──────── DATASET
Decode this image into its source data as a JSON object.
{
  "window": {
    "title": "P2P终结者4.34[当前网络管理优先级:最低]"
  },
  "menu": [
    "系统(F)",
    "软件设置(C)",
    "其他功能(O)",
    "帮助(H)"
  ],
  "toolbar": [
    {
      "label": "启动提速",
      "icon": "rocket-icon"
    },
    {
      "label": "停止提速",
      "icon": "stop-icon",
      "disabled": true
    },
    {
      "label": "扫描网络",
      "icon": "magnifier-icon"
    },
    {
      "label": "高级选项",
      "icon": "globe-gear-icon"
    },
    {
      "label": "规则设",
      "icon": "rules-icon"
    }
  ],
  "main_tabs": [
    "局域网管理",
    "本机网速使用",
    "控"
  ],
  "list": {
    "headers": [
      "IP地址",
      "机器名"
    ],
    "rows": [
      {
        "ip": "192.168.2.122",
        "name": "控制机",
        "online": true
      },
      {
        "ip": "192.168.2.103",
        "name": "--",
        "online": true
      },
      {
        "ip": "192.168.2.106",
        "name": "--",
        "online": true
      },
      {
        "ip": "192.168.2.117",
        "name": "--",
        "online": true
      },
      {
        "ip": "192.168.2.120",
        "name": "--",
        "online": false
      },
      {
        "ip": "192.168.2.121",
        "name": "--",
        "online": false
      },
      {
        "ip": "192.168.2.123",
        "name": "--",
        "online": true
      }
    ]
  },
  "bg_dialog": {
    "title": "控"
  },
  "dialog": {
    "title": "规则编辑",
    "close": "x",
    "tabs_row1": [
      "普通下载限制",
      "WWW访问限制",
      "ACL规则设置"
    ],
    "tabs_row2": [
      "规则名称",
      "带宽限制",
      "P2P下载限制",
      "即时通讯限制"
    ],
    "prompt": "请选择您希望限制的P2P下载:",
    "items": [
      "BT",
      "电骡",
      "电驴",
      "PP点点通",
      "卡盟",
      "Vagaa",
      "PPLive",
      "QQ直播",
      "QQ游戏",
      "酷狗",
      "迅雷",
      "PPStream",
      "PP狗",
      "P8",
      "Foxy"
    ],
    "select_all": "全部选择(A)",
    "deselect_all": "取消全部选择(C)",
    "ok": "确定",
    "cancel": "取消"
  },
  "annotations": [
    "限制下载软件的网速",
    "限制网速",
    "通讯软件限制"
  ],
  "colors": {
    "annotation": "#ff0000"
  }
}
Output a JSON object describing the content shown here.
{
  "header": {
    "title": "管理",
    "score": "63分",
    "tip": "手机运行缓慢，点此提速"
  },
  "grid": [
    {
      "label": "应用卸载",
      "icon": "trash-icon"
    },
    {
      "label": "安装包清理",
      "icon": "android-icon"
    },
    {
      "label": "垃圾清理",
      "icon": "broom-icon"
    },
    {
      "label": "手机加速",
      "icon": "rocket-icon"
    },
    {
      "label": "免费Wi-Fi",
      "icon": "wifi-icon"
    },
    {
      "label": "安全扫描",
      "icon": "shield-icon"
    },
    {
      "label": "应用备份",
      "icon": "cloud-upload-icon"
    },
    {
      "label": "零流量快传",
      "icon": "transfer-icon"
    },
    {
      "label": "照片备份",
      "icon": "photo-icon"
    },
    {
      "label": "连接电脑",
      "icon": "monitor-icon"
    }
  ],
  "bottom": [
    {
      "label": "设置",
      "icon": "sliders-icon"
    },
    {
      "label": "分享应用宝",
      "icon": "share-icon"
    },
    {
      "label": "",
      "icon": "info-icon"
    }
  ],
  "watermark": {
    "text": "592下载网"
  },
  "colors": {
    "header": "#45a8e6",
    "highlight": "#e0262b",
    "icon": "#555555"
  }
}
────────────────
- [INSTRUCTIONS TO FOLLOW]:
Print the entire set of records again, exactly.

- [TASK RESPONSE]:
Decode this image into its source data as a JSON object.
{
  "window": {
    "title": "P2P终结者4.34[当前网络管理优先级:最低]"
  },
  "menu": [
    "系统(F)",
    "软件设置(C)",
    "其他功能(O)",
    "帮助(H)"
  ],
  "toolbar": [
    {
      "label": "启动提速",
      "icon": "rocket-icon"
    },
    {
      "label": "停止提速",
      "icon": "stop-icon",
      "disabled": true
    },
    {
      "label": "扫描网络",
      "icon": "magnifier-icon"
    },
    {
      "label": "高级选项",
      "icon": "globe-gear-icon"
    },
    {
      "label": "规则设",
      "icon": "rules-icon"
    }
  ],
  "main_tabs": [
    "局域网管理",
    "本机网速使用",
    "控"
  ],
  "list": {
    "headers": [
      "IP地址",
      "机器名"
    ],
    "rows": [
      {
        "ip": "192.168.2.122",
        "name": "控制机",
        "online": true
      },
      {
        "ip": "192.168.2.103",
        "name": "--",
        "online": true
      },
      {
        "ip": "192.168.2.106",
        "name": "--",
        "online": true
      },
      {
        "ip": "192.168.2.117",
        "name": "--",
        "online": true
      },
      {
        "ip": "192.168.2.120",
        "name": "--",
        "online": false
      },
      {
        "ip": "192.168.2.121",
        "name": "--",
        "online": false
      },
      {
        "ip": "192.168.2.123",
        "name": "--",
        "online": true
      }
    ]
  },
  "bg_dialog": {
    "title": "控"
  },
  "dialog": {
    "title": "规则编辑",
    "close": "x",
    "tabs_row1": [
      "普通下载限制",
      "WWW访问限制",
      "ACL规则设置"
    ],
    "tabs_row2": [
      "规则名称",
      "带宽限制",
      "P2P下载限制",
      "即时通讯限制"
    ],
    "prompt": "请选择您希望限制的P2P下载:",
    "items": [
      "BT",
      "电骡",
      "电驴",
      "PP点点通",
      "卡盟",
      "Vagaa",
      "PPLive",
      "QQ直播",
      "QQ游戏",
      "酷狗",
      "迅雷",
      "PPStream",
      "PP狗",
      "P8",
      "Foxy"
    ],
    "select_all": "全部选择(A)",
    "deselect_all": "取消全部选择(C)",
    "ok": "确定",
    "cancel": "取消"
  },
  "annotations": [
    "限制下载软件的网速",
    "限制网速",
    "通讯软件限制"
  ],
  "colors": {
    "annotation": "#ff0000"
  }
}
Output a JSON object describing the content shown here.
{
  "header": {
    "title": "管理",
    "score": "63分",
    "tip": "手机运行缓慢，点此提速"
  },
  "grid": [
    {
      "label": "应用卸载",
      "icon": "trash-icon"
    },
    {
      "label": "安装包清理",
      "icon": "android-icon"
    },
    {
      "label": "垃圾清理",
      "icon": "broom-icon"
    },
    {
      "label": "手机加速",
      "icon": "rocket-icon"
    },
    {
      "label": "免费Wi-Fi",
      "icon": "wifi-icon"
    },
    {
      "label": "安全扫描",
      "icon": "shield-icon"
    },
    {
      "label": "应用备份",
      "icon": "cloud-upload-icon"
    },
    {
      "label": "零流量快传",
      "icon": "transfer-icon"
    },
    {
      "label": "照片备份",
      "icon": "photo-icon"
    },
    {
      "label": "连接电脑",
      "icon": "monitor-icon"
    }
  ],
  "bottom": [
    {
      "label": "设置",
      "icon": "sliders-icon"
    },
    {
      "label": "分享应用宝",
      "icon": "share-icon"
    },
    {
      "label": "",
      "icon": "info-icon"
    }
  ],
  "watermark": {
    "text": "592下载网"
  },
  "colors": {
    "header": "#45a8e6",
    "highlight": "#e0262b",
    "icon": "#555555"
  }
}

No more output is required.